• _What to produce_:
Filter the records below for the word "digit". Copy each line that holds it.

---------- Data extract ----------

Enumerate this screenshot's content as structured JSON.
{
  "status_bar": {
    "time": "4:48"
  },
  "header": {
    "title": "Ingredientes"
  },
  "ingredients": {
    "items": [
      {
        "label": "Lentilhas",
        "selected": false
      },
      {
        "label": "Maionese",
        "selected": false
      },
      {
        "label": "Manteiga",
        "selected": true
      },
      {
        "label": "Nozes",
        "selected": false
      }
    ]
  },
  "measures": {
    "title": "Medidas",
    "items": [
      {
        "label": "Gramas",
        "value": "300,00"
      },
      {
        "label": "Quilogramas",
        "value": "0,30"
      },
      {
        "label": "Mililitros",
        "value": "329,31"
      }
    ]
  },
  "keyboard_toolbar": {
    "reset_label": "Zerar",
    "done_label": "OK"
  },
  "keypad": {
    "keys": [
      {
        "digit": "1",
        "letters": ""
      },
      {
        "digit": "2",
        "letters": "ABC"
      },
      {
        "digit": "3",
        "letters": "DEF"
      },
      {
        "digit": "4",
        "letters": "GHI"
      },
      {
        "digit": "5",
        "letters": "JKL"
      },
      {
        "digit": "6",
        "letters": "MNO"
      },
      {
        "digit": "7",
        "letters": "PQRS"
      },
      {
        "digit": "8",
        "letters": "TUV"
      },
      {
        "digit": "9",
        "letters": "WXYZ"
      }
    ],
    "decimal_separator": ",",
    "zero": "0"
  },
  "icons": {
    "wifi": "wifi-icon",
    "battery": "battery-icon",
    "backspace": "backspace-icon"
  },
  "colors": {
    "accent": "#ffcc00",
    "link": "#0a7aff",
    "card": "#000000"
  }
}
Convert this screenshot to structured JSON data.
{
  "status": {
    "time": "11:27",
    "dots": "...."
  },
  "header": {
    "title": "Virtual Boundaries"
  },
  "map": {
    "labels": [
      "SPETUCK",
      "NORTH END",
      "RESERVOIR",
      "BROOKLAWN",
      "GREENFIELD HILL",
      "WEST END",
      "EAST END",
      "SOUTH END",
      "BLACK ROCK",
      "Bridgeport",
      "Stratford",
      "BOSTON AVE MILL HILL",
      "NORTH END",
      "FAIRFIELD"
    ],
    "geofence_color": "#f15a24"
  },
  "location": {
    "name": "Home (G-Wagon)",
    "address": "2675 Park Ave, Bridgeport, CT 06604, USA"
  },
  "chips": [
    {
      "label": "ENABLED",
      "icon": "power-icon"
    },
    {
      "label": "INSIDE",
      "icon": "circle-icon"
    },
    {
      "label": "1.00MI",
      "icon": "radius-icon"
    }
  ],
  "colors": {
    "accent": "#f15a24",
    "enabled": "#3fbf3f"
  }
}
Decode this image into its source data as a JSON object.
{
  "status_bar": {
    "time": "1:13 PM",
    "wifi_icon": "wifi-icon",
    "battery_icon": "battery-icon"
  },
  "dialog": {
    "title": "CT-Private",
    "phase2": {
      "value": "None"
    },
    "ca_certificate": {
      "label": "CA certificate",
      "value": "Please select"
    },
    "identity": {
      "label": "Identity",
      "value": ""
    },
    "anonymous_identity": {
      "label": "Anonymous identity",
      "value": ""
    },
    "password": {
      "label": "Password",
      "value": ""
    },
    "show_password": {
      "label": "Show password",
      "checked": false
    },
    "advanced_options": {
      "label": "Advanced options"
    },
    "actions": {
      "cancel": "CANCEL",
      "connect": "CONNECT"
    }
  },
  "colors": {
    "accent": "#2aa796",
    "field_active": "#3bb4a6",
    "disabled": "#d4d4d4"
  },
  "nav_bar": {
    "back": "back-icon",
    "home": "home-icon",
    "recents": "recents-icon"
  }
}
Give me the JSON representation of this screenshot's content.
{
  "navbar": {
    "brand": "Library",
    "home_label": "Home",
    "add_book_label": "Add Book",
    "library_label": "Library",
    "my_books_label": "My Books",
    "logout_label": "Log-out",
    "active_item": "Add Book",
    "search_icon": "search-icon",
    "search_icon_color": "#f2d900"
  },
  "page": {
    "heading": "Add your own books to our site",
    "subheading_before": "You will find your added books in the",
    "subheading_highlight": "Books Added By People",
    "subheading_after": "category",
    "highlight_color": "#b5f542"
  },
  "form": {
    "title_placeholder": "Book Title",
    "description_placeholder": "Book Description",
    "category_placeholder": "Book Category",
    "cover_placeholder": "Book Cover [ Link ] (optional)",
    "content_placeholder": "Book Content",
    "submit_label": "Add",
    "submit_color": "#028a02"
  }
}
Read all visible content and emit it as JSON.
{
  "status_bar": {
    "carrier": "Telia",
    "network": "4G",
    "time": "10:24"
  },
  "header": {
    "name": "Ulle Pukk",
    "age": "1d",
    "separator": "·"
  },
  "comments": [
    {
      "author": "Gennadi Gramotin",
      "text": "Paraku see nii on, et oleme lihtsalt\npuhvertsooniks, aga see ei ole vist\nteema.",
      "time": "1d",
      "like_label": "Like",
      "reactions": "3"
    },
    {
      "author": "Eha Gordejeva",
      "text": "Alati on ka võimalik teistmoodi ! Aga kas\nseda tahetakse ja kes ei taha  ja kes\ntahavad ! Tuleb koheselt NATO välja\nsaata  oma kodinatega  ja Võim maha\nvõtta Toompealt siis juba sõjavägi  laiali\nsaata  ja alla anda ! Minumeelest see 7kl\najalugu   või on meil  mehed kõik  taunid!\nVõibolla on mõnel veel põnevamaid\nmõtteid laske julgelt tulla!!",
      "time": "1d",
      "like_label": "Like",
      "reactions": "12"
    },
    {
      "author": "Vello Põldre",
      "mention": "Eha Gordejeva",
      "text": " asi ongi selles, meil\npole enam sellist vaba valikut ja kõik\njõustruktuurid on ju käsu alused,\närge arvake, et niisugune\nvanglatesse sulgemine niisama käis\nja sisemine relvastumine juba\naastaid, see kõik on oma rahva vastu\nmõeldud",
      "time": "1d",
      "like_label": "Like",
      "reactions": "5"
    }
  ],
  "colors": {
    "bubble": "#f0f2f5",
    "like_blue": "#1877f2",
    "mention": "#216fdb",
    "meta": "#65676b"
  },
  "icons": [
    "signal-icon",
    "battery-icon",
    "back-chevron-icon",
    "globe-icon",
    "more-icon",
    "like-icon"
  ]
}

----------

• _Output below_:
        "digit": "1",
        "digit": "2",
        "digit": "3",
        "digit": "4",
        "digit": "5",
        "digit": "6",
        "digit": "7",
        "digit": "8",
        "digit": "9",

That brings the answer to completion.